### REQUIRED WORK
In the entries below, find each line with the word "icon" and pull it out.

### SUPPLIED MATERIAL
----------
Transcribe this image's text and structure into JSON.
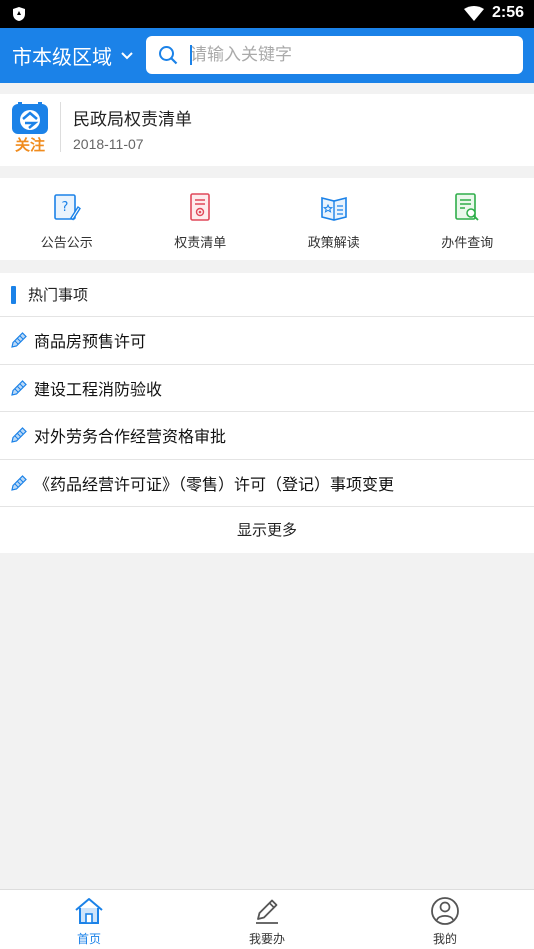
{
  "status_bar": {
    "time": "2:56"
  },
  "header": {
    "region_label": "市本级区域",
    "search_placeholder": "请输入关键字"
  },
  "notice": {
    "logo_text": "关注",
    "title": "民政局权责清单",
    "date": "2018-11-07"
  },
  "quick_links": [
    {
      "label": "公告公示",
      "icon": "question-doc-icon"
    },
    {
      "label": "权责清单",
      "icon": "list-doc-icon"
    },
    {
      "label": "政策解读",
      "icon": "open-book-icon"
    },
    {
      "label": "办件查询",
      "icon": "search-doc-icon"
    }
  ],
  "hot_items": {
    "title": "热门事项",
    "items": [
      "商品房预售许可",
      "建设工程消防验收",
      "对外劳务合作经营资格审批",
      "《药品经营许可证》（零售）许可（登记）事项变更"
    ],
    "more_label": "显示更多"
  },
  "tabs": [
    {
      "label": "首页",
      "icon": "home-icon",
      "active": true
    },
    {
      "label": "我要办",
      "icon": "pencil-icon",
      "active": false
    },
    {
      "label": "我的",
      "icon": "user-icon",
      "active": false
    }
  ],
  "colors": {
    "primary": "#1b82e8",
    "logo_orange": "#f08c1e"
  }
}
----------
### RESPONSE AREA
      "icon": "question-doc-icon"
      "icon": "list-doc-icon"
      "icon": "open-book-icon"
      "icon": "search-doc-icon"
      "icon": "home-icon",
      "icon": "pencil-icon",
      "icon": "user-icon",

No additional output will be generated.